**Instructions to follow**: Output every record again so that it matches the original word for word.

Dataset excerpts
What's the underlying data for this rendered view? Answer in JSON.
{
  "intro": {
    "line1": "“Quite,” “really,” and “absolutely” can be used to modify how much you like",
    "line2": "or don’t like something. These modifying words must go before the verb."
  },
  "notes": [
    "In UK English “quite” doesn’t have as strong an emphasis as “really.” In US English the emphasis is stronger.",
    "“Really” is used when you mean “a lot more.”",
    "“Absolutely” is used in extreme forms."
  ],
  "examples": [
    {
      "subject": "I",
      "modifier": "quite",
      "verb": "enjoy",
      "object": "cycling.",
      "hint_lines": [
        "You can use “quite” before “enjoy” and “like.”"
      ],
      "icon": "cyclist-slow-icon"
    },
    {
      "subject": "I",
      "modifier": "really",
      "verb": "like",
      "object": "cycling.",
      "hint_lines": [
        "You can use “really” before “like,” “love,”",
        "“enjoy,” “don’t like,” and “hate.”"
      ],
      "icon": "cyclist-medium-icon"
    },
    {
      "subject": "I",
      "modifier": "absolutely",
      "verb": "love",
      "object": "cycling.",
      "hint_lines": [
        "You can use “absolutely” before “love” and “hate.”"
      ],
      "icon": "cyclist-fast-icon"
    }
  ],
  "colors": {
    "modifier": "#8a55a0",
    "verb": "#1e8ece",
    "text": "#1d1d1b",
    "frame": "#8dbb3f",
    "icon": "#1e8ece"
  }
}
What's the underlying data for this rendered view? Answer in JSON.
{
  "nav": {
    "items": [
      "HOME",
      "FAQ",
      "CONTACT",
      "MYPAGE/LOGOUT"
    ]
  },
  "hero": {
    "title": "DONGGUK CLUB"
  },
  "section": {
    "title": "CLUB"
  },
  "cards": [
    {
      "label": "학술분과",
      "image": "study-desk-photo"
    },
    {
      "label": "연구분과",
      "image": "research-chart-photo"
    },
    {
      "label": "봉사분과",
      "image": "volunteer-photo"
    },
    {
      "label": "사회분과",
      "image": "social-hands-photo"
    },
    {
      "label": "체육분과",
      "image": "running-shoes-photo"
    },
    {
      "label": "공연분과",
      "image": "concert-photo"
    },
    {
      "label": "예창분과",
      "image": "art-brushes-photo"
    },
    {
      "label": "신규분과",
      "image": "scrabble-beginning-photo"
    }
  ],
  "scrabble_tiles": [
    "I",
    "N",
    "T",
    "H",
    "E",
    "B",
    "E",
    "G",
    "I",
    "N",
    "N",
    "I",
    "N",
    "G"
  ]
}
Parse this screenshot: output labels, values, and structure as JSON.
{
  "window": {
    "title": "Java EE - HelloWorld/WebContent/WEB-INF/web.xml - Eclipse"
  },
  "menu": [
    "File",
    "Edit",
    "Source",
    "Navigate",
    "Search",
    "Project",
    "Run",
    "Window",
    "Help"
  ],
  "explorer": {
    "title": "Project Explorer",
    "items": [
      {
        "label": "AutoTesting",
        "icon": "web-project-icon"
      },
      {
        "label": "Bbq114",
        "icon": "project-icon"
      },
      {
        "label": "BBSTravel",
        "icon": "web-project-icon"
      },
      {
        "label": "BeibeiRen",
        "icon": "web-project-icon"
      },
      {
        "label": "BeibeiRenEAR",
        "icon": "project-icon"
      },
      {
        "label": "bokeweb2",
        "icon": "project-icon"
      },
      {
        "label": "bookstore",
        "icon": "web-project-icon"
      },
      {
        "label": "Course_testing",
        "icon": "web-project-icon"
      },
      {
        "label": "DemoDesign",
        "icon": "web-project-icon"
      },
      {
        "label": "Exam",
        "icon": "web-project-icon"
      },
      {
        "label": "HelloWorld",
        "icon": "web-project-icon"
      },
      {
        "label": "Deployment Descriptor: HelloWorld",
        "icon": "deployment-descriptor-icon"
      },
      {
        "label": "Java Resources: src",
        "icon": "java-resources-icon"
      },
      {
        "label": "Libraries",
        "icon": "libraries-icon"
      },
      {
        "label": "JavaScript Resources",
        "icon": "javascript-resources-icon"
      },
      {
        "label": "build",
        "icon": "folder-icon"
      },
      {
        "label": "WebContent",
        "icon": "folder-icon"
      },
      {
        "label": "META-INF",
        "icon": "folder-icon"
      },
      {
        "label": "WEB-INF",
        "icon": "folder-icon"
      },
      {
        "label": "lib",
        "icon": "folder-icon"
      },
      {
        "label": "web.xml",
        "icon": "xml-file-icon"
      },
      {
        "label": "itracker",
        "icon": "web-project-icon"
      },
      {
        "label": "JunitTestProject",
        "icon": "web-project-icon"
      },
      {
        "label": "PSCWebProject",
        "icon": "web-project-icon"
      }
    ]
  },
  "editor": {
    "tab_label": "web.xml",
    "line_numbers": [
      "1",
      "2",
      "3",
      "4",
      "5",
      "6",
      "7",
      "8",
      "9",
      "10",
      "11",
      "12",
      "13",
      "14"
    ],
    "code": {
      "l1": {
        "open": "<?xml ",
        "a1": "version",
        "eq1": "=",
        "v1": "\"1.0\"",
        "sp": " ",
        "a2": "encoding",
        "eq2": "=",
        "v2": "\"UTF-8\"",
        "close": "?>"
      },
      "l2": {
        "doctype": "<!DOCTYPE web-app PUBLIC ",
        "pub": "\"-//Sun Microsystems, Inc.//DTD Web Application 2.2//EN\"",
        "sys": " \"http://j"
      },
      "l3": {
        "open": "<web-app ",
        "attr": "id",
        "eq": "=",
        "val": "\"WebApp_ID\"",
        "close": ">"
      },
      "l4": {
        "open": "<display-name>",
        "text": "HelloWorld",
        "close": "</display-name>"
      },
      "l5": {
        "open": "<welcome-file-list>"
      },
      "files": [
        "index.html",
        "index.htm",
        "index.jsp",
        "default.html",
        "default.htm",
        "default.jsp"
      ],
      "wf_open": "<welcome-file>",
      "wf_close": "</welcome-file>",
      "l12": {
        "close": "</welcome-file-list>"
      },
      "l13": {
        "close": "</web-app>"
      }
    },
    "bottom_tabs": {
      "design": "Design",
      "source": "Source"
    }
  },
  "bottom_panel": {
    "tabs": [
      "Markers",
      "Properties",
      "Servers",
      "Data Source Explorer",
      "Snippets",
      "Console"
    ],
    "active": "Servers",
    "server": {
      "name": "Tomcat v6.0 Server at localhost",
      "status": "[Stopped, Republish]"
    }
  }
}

**Answer section**:
What's the underlying data for this rendered view? Answer in JSON.
{
  "intro": {
    "line1": "“Quite,” “really,” and “absolutely” can be used to modify how much you like",
    "line2": "or don’t like something. These modifying words must go before the verb."
  },
  "notes": [
    "In UK English “quite” doesn’t have as strong an emphasis as “really.” In US English the emphasis is stronger.",
    "“Really” is used when you mean “a lot more.”",
    "“Absolutely” is used in extreme forms."
  ],
  "examples": [
    {
      "subject": "I",
      "modifier": "quite",
      "verb": "enjoy",
      "object": "cycling.",
      "hint_lines": [
        "You can use “quite” before “enjoy” and “like.”"
      ],
      "icon": "cyclist-slow-icon"
    },
    {
      "subject": "I",
      "modifier": "really",
      "verb": "like",
      "object": "cycling.",
      "hint_lines": [
        "You can use “really” before “like,” “love,”",
        "“enjoy,” “don’t like,” and “hate.”"
      ],
      "icon": "cyclist-medium-icon"
    },
    {
      "subject": "I",
      "modifier": "absolutely",
      "verb": "love",
      "object": "cycling.",
      "hint_lines": [
        "You can use “absolutely” before “love” and “hate.”"
      ],
      "icon": "cyclist-fast-icon"
    }
  ],
  "colors": {
    "modifier": "#8a55a0",
    "verb": "#1e8ece",
    "text": "#1d1d1b",
    "frame": "#8dbb3f",
    "icon": "#1e8ece"
  }
}
What's the underlying data for this rendered view? Answer in JSON.
{
  "nav": {
    "items": [
      "HOME",
      "FAQ",
      "CONTACT",
      "MYPAGE/LOGOUT"
    ]
  },
  "hero": {
    "title": "DONGGUK CLUB"
  },
  "section": {
    "title": "CLUB"
  },
  "cards": [
    {
      "label": "학술분과",
      "image": "study-desk-photo"
    },
    {
      "label": "연구분과",
      "image": "research-chart-photo"
    },
    {
      "label": "봉사분과",
      "image": "volunteer-photo"
    },
    {
      "label": "사회분과",
      "image": "social-hands-photo"
    },
    {
      "label": "체육분과",
      "image": "running-shoes-photo"
    },
    {
      "label": "공연분과",
      "image": "concert-photo"
    },
    {
      "label": "예창분과",
      "image": "art-brushes-photo"
    },
    {
      "label": "신규분과",
      "image": "scrabble-beginning-photo"
    }
  ],
  "scrabble_tiles": [
    "I",
    "N",
    "T",
    "H",
    "E",
    "B",
    "E",
    "G",
    "I",
    "N",
    "N",
    "I",
    "N",
    "G"
  ]
}
Parse this screenshot: output labels, values, and structure as JSON.
{
  "window": {
    "title": "Java EE - HelloWorld/WebContent/WEB-INF/web.xml - Eclipse"
  },
  "menu": [
    "File",
    "Edit",
    "Source",
    "Navigate",
    "Search",
    "Project",
    "Run",
    "Window",
    "Help"
  ],
  "explorer": {
    "title": "Project Explorer",
    "items": [
      {
        "label": "AutoTesting",
        "icon": "web-project-icon"
      },
      {
        "label": "Bbq114",
        "icon": "project-icon"
      },
      {
        "label": "BBSTravel",
        "icon": "web-project-icon"
      },
      {
        "label": "BeibeiRen",
        "icon": "web-project-icon"
      },
      {
        "label": "BeibeiRenEAR",
        "icon": "project-icon"
      },
      {
        "label": "bokeweb2",
        "icon": "project-icon"
      },
      {
        "label": "bookstore",
        "icon": "web-project-icon"
      },
      {
        "label": "Course_testing",
        "icon": "web-project-icon"
      },
      {
        "label": "DemoDesign",
        "icon": "web-project-icon"
      },
      {
        "label": "Exam",
        "icon": "web-project-icon"
      },
      {
        "label": "HelloWorld",
        "icon": "web-project-icon"
      },
      {
        "label": "Deployment Descriptor: HelloWorld",
        "icon": "deployment-descriptor-icon"
      },
      {
        "label": "Java Resources: src",
        "icon": "java-resources-icon"
      },
      {
        "label": "Libraries",
        "icon": "libraries-icon"
      },
      {
        "label": "JavaScript Resources",
        "icon": "javascript-resources-icon"
      },
      {
        "label": "build",
        "icon": "folder-icon"
      },
      {
        "label": "WebContent",
        "icon": "folder-icon"
      },
      {
        "label": "META-INF",
        "icon": "folder-icon"
      },
      {
        "label": "WEB-INF",
        "icon": "folder-icon"
      },
      {
        "label": "lib",
        "icon": "folder-icon"
      },
      {
        "label": "web.xml",
        "icon": "xml-file-icon"
      },
      {
        "label": "itracker",
        "icon": "web-project-icon"
      },
      {
        "label": "JunitTestProject",
        "icon": "web-project-icon"
      },
      {
        "label": "PSCWebProject",
        "icon": "web-project-icon"
      }
    ]
  },
  "editor": {
    "tab_label": "web.xml",
    "line_numbers": [
      "1",
      "2",
      "3",
      "4",
      "5",
      "6",
      "7",
      "8",
      "9",
      "10",
      "11",
      "12",
      "13",
      "14"
    ],
    "code": {
      "l1": {
        "open": "<?xml ",
        "a1": "version",
        "eq1": "=",
        "v1": "\"1.0\"",
        "sp": " ",
        "a2": "encoding",
        "eq2": "=",
        "v2": "\"UTF-8\"",
        "close": "?>"
      },
      "l2": {
        "doctype": "<!DOCTYPE web-app PUBLIC ",
        "pub": "\"-//Sun Microsystems, Inc.//DTD Web Application 2.2//EN\"",
        "sys": " \"http://j"
      },
      "l3": {
        "open": "<web-app ",
        "attr": "id",
        "eq": "=",
        "val": "\"WebApp_ID\"",
        "close": ">"
      },
      "l4": {
        "open": "<display-name>",
        "text": "HelloWorld",
        "close": "</display-name>"
      },
      "l5": {
        "open": "<welcome-file-list>"
      },
      "files": [
        "index.html",
        "index.htm",
        "index.jsp",
        "default.html",
        "default.htm",
        "default.jsp"
      ],
      "wf_open": "<welcome-file>",
      "wf_close": "</welcome-file>",
      "l12": {
        "close": "</welcome-file-list>"
      },
      "l13": {
        "close": "</web-app>"
      }
    },
    "bottom_tabs": {
      "design": "Design",
      "source": "Source"
    }
  },
  "bottom_panel": {
    "tabs": [
      "Markers",
      "Properties",
      "Servers",
      "Data Source Explorer",
      "Snippets",
      "Console"
    ],
    "active": "Servers",
    "server": {
      "name": "Tomcat v6.0 Server at localhost",
      "status": "[Stopped, Republish]"
    }
  }
}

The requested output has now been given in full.